.deb package is retrieved to be installed (either as a new package or to upgrade the current version), it is stored in
/var/cache/apt/archives. These packages are not needed after installation, but if you keep them, and you need to reinstall a package, then it doesn't have to be retrieved again.
You can delete these files manually but there is very little reason to do so, as there are better, automatic ways to do it.
If you want to delete all of them, run:
sudo apt-get clean
If you want to delete just the ones that are quite unlikely to be needed again, run:
sudo apt-get autoclean
autoclean does is to delete just the ones that are no longer provided for download. These versions are, generally speaking, sufficiently old and not recommended for use, that you usually won't want to reinstall to them.
Since the effect of

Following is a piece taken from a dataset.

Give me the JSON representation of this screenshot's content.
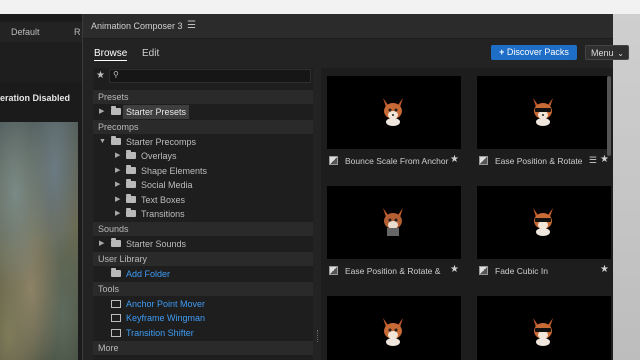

autoclean depends on what packages are available for installation, you may want to update your local information about that first:

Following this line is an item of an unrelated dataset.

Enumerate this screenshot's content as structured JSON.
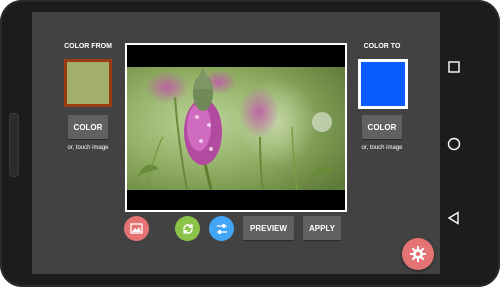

sudo apt-get update
If you want to delete specific ones, then it would make sense to manually remove the ones you don't want. You can do that with this method, though if you're comfortable with the command line then this would probably be faster, easier, and (since you don't have to worry about a

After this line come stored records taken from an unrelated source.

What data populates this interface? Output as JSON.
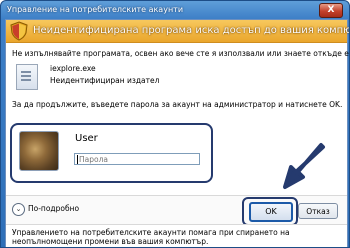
{
  "window": {
    "title": "Управление на потребителските акаунти",
    "close_label": "X"
  },
  "banner": {
    "text": "Неидентифицирана програма иска достъп до вашия компютър"
  },
  "info": "Не изпълнявайте програмата, освен ако вече сте я използвали или знаете откъде е.",
  "program": {
    "name": "iexplore.exe",
    "publisher": "Неидентифициран издател"
  },
  "continue_text": "За да продължите, въведете парола за акаунт на администратор и натиснете OK.",
  "user": {
    "name": "User",
    "password_placeholder": "Парола"
  },
  "footer": {
    "details_label": "По-подробно",
    "ok_label": "OK",
    "cancel_label": "Отказ",
    "bottom_text": "Управлението на потребителските акаунти помага при спирането на неопълномощени промени във вашия компютър."
  },
  "colors": {
    "banner": "#eaa62c",
    "title_bar": "#3d7fc7",
    "annotation": "#253a6e"
  }
}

root Nautilus window you might forget to close, or in which you might make a mistake with the mouse) less daunting:
sudo rm file1 file2 ...